At Home, Keep Triathlon In Check
As he’s adapted to fatherhood, Schramm has reconfigured his training schedule to keep the at-home focus on family time. “When I’m home I try to avoid too much of our family life revolving around my sport and I love to spend time with my family without any triathlon topics. After a long chat with Greg and Laura Bennett I actually changed my whole routine,” says Schramm. “Now I go to bed much earlier so I do the first major training in the morning before my kids and Lisa wake up. This gives me a better focus and it is also perfect training for my big weakness–the early race starts! But still Lisa helps me a lot during the day, and I try to help her with the kids and the household when I have spare time. We are what I would call a perfect team!”
Recognize Your Demons–And Deal With Them
Schramm stopped drinking alcohol two years ago–in conjunction with becoming a father and approaching his professional career with greater discipline. For him, alcohol was an ugly and somewhat uncontrollable beast. “I have some serious problems with alcohol and I started it much too early. I do really nasty things when drunk which means I get really aggressive,” says Schramm. “I needed to decide if I wanted to stay with Lisa, have a family and be able to achieve my goals, or if I wanted to end up in jail lonely! I made the right decision. I have two awesome kids and a wonderful wife and, by the way, I am much faster since I stopped drinking! Think about all of the important endurance hormones produced in the kidney and liver. Of course the hormone production goes rapidly down when you task the body with absorbing alcohol on a frequent level. Even if most people can control this drug, it is still the drug with the highest mortality rate–no better then heroin or something!”
Keep Fun And Curiosity Front And Center
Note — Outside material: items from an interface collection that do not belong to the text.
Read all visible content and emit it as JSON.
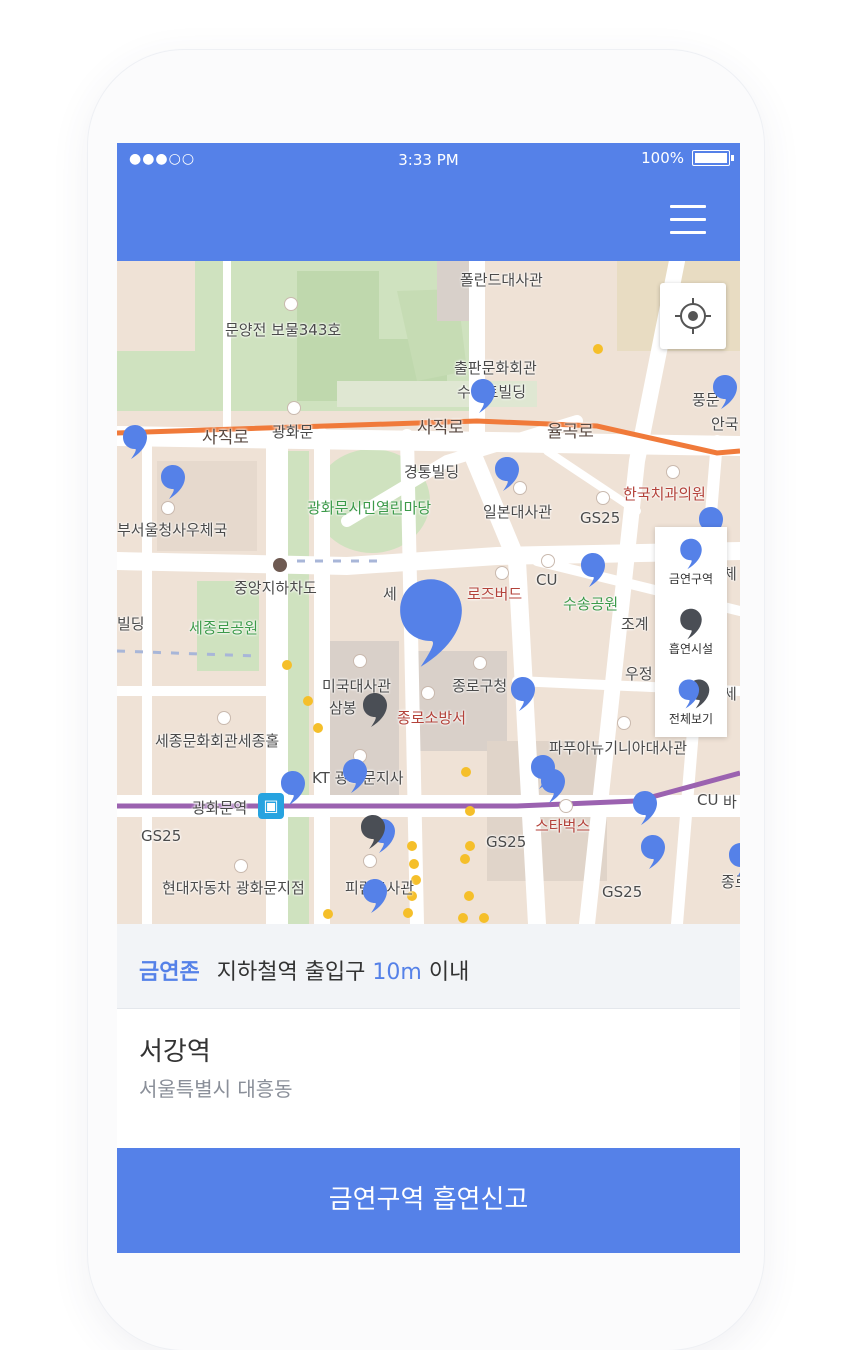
{
  "status_bar": {
    "signal": "●●●○○",
    "time": "3:33 PM",
    "battery": "100%"
  },
  "header": {
    "menu_icon": "hamburger-menu-icon",
    "bg_color": "#5581e8"
  },
  "map": {
    "labels": {
      "poland_embassy": "폴란드대사관",
      "munyangjeon": "문양전 보물343호",
      "publishing": "출판문화회관",
      "susong": "수송트빌딩",
      "sajikro": "사직로",
      "gwanghwamun": "광화문",
      "sajikro2": "사직로",
      "yulgokro": "율곡로",
      "pungmun": "풍문",
      "anguk": "안국",
      "gyeongtong": "경통빌딩",
      "plaza": "광화문시민열린마당",
      "dental": "한국치과의원",
      "post_office": "부서울청사우체국",
      "japan_embassy": "일본대사관",
      "gs25_a": "GS25",
      "underground": "중앙지하차도",
      "cu_a": "CU",
      "rosebud": "로즈버드",
      "sejong_partial": "세",
      "susong_park": "수송공원",
      "building": "빌딩",
      "sejongro_park": "세종로공원",
      "jogye": "조계",
      "uijeong": "우정",
      "us_embassy": "미국대사관",
      "jongno_office": "종로구청",
      "samsung": "삼봉",
      "fire_station": "종로소방서",
      "sejong_center": "세종문화회관세종홀",
      "papua": "파푸아뉴기니아대사관",
      "kt": "KT 광화문지사",
      "gwanghwamun_station": "광화문역",
      "cu_b": "CU",
      "gs25_b": "GS25",
      "starbucks": "스타벅스",
      "gs25_c": "GS25",
      "hyundai": "현대자동차 광화문지점",
      "pinan": "피란드사관",
      "gs25_d": "GS25",
      "jong": "종로",
      "che": "체",
      "se": "세",
      "ba": "바"
    },
    "filters": [
      {
        "label": "금연구역",
        "icon": "blue-comma-marker-icon"
      },
      {
        "label": "흡연시설",
        "icon": "dark-comma-marker-icon"
      },
      {
        "label": "전체보기",
        "icon": "all-markers-icon"
      }
    ],
    "colors": {
      "marker_blue": "#5581e8",
      "marker_dark": "#4a4e55",
      "road_orange": "#f07a3a",
      "subway_purple": "#9b62b0"
    }
  },
  "info": {
    "zone_label": "금연존",
    "description_prefix": "지하철역 출입구",
    "distance": "10m",
    "description_suffix": "이내"
  },
  "place": {
    "name": "서강역",
    "address": "서울특별시 대흥동"
  },
  "actions": {
    "report_label": "금연구역 흡연신고"
  }
}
Schramm is rapidly becoming a regular on the Asia racing scene. He raced Challenge Laguna Phuket in December 2013 and Challenge Philippines in February 2014, and following Saturday’s Laguna Lang Co Triathlon he’ll toe the line at Challenge Taiwan in April. The draw to Asia is all about the overall race and travel experience for Schramm. “I signed on to race Phuket for a sponsor in January 2013, before we knew that we would have a second baby. When we learned this wonderful fact in May, I knew that we could not stay in our flat like it was and that I needed to do a full renovation at the end of my European season. This took me out of any training for about seven weeks, and I went to Phuket overweight and out of shape! But even if the race was not ideal for me, I fell totally in love with the lifestyle, the region and the professional way of Asian race organizations. The way they treat athletes is the way it should be! And as a pro you feel like some kind of rock star compared to Europe, where it is all about the result and not about the fun,” says Schramm. He’s eager to explore the world, and triathlon provides that avenue. “I’m interested in everything! In Southeast Asia especially, many things that happened in history you can’t understand just from reading a schoolbook– you need to feel and explore them. Also I did not like school at all–and so I don’t really know too much from the books. I need to discover more!”